Exercise brief
A word-for-word reproduction of the data below is needed, with no pictures in it.

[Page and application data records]
*** Begin section ***

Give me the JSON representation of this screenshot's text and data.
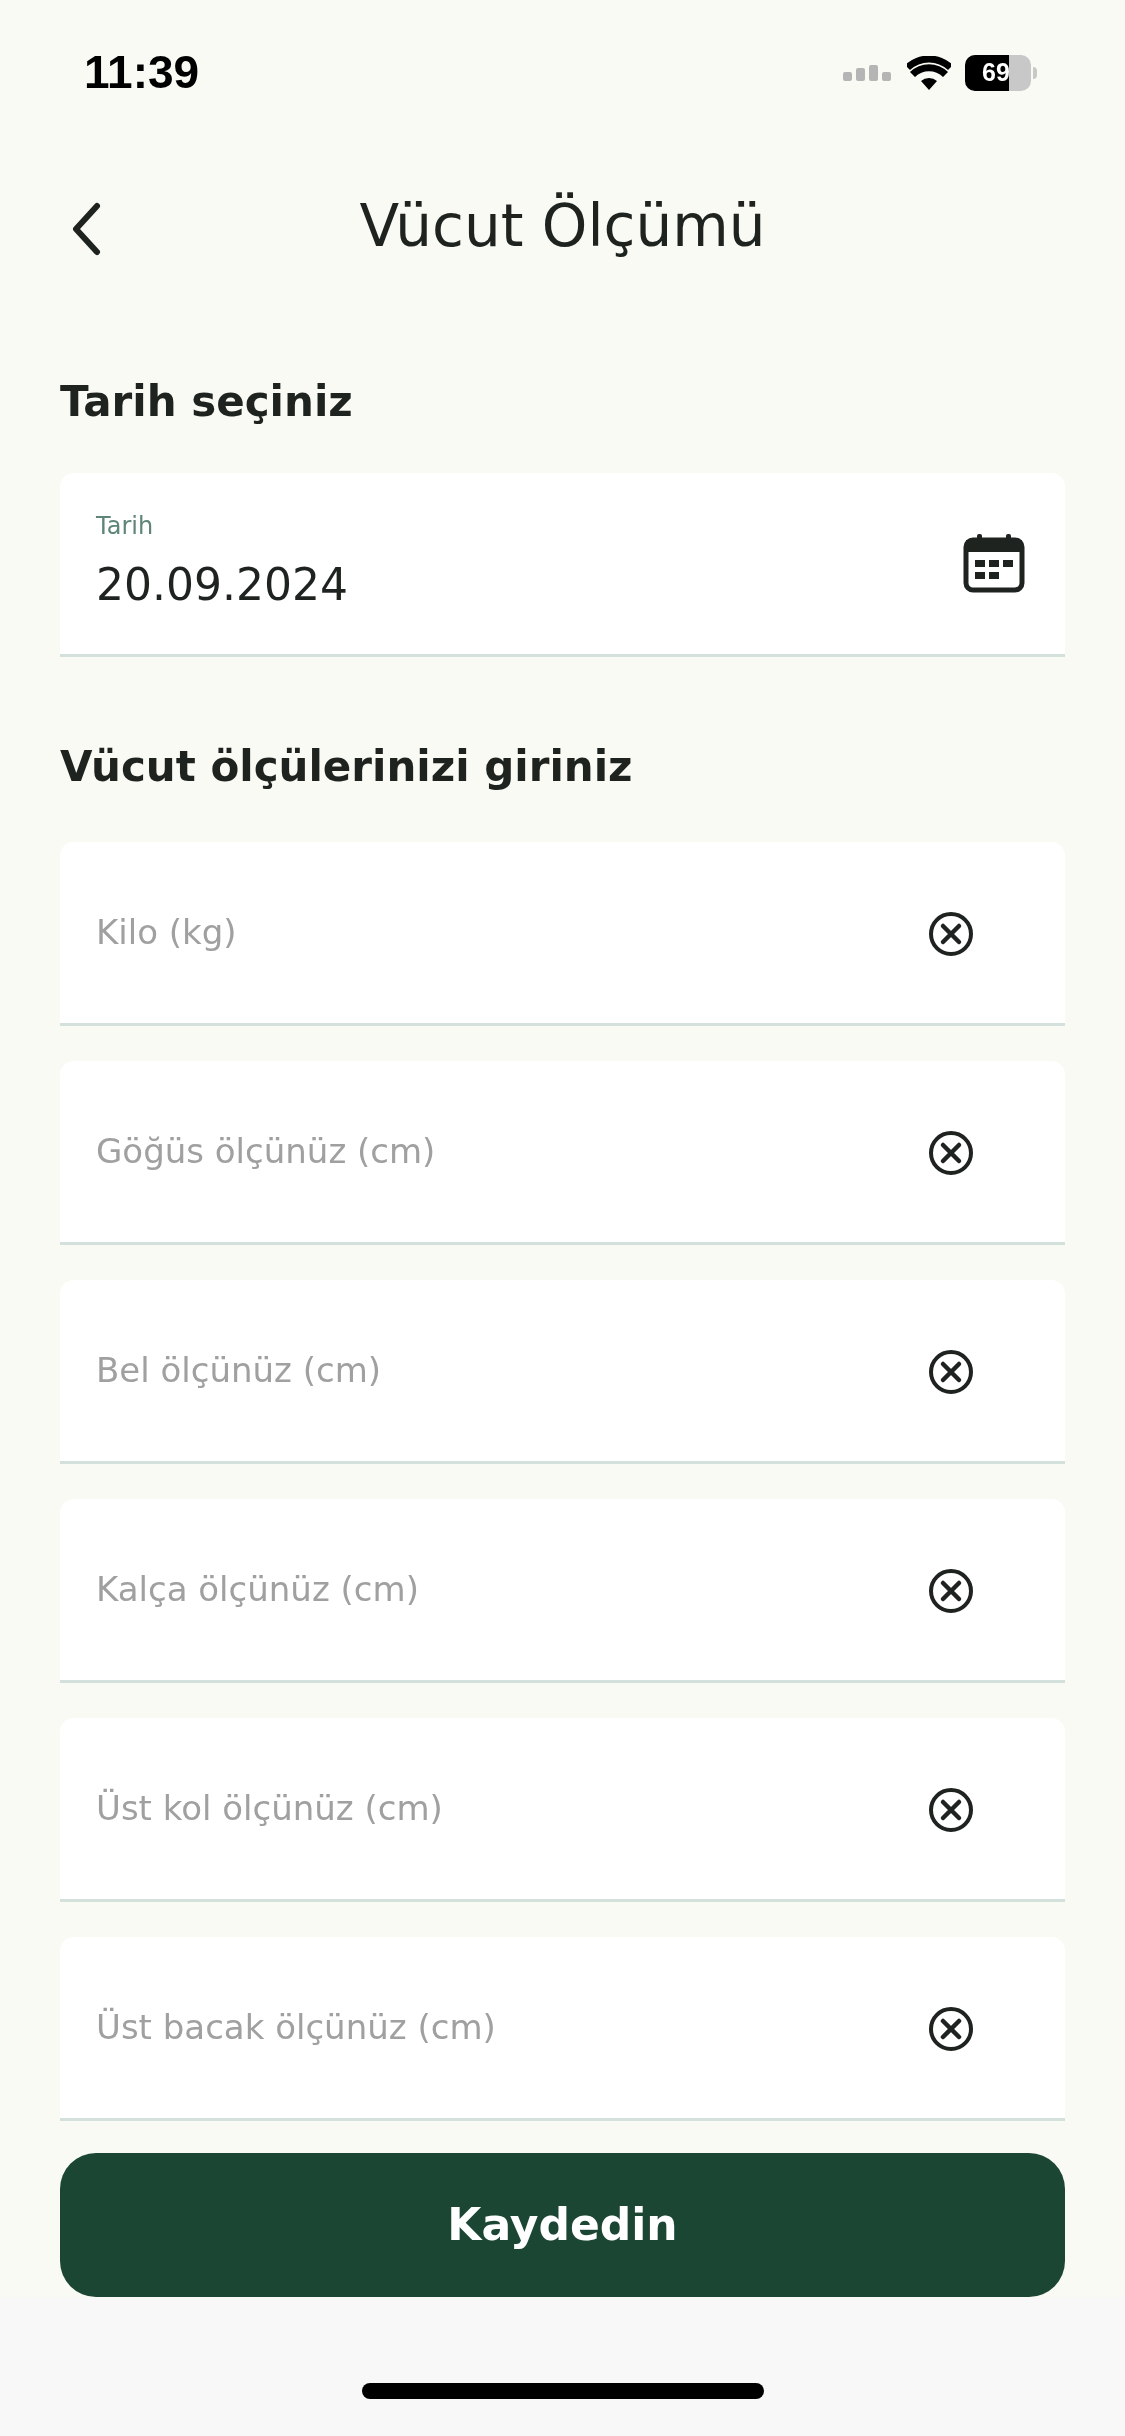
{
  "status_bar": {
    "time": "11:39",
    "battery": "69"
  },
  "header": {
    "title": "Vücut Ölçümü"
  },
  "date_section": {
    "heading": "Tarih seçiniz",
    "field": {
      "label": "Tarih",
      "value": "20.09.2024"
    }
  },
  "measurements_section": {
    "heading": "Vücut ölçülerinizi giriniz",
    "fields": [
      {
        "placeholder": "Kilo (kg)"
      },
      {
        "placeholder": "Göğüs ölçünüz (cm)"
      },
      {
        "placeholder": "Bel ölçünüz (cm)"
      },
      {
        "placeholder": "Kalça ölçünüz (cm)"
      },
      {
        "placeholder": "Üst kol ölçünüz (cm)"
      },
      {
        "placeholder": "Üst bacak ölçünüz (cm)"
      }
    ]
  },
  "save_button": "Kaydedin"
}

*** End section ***

Output
Give me the JSON representation of this screenshot's text and data.
{
  "status_bar": {
    "time": "11:39",
    "battery": "69"
  },
  "header": {
    "title": "Vücut Ölçümü"
  },
  "date_section": {
    "heading": "Tarih seçiniz",
    "field": {
      "label": "Tarih",
      "value": "20.09.2024"
    }
  },
  "measurements_section": {
    "heading": "Vücut ölçülerinizi giriniz",
    "fields": [
      {
        "placeholder": "Kilo (kg)"
      },
      {
        "placeholder": "Göğüs ölçünüz (cm)"
      },
      {
        "placeholder": "Bel ölçünüz (cm)"
      },
      {
        "placeholder": "Kalça ölçünüz (cm)"
      },
      {
        "placeholder": "Üst kol ölçünüz (cm)"
      },
      {
        "placeholder": "Üst bacak ölçünüz (cm)"
      }
    ]
  },
  "save_button": "Kaydedin"
}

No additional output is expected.